HENRY MINTZBERG – It is called "Social Learning for Social Impact" and it's to encourage people around the world to get together through groups, through our own GROOC, to get together in groups and undertake social initiatives; whether it is injustice in their own society, or health, or meals on wheels for older people, or something to do with the environment or whatever. We are trying to encourage people to create their own social initiatives that will change the world, the way Grameen Bank was a social initiative that started with some village women in Bangladesh to micro-finance them and became a worldwide phenomenon.

KARL MOORE – Why now? Both the topic why are you and McGill getting into MOOC's now.
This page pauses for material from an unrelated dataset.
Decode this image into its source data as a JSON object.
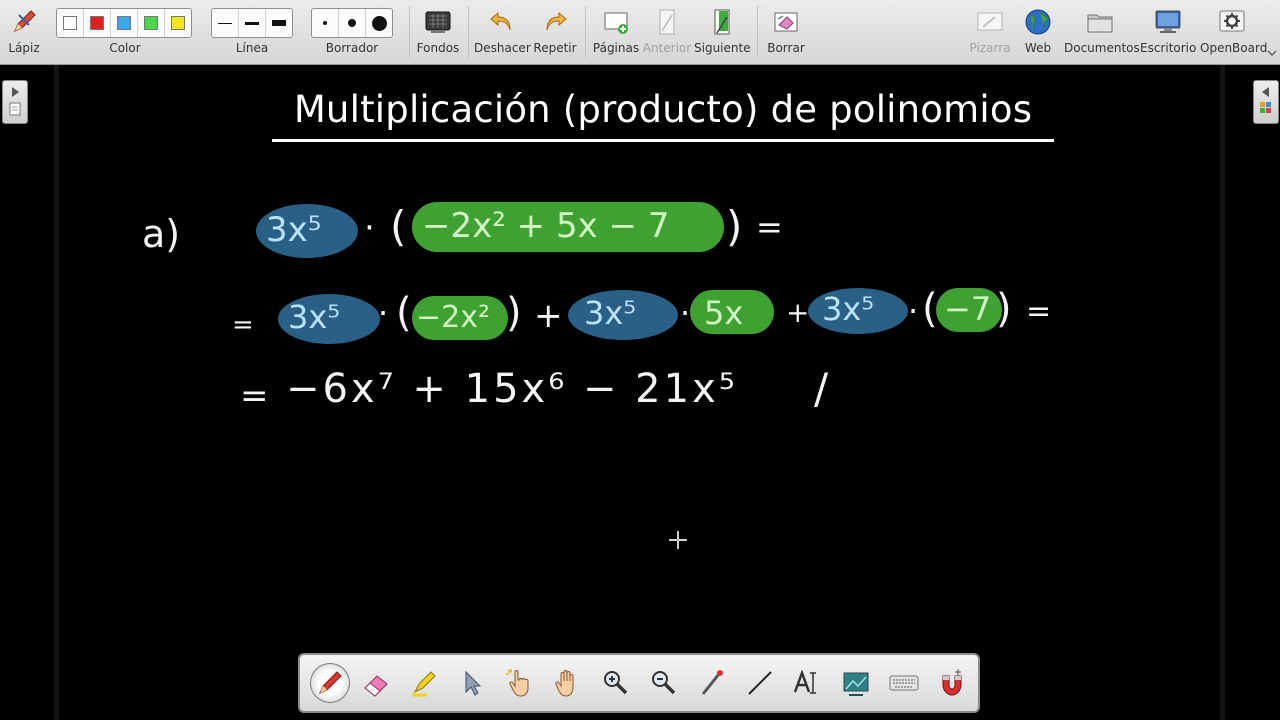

HENRY MINTZBERG – Well, a lot of people are getting into MOOC's because it's actually an interesting way to bring a large part of the world to educational processes that they could never access. So we have somebody literally registered from Papau New Guinea, for example. He can't or she can't come to McGill but they can sign up for this. But we are also trying to stimulate more social initiatives because there is so much more imbalance in the world with the private sector being so influential, as I talk about in my book Rebalancing Society, and the public sector and civil society, that I call the plural sector, being weak these days that we need to strengthen the plural sector as the sector that is neither government owned or business owned or privately owned. These social initiatives are plural sector activities, so give people a good taste or what is possible there.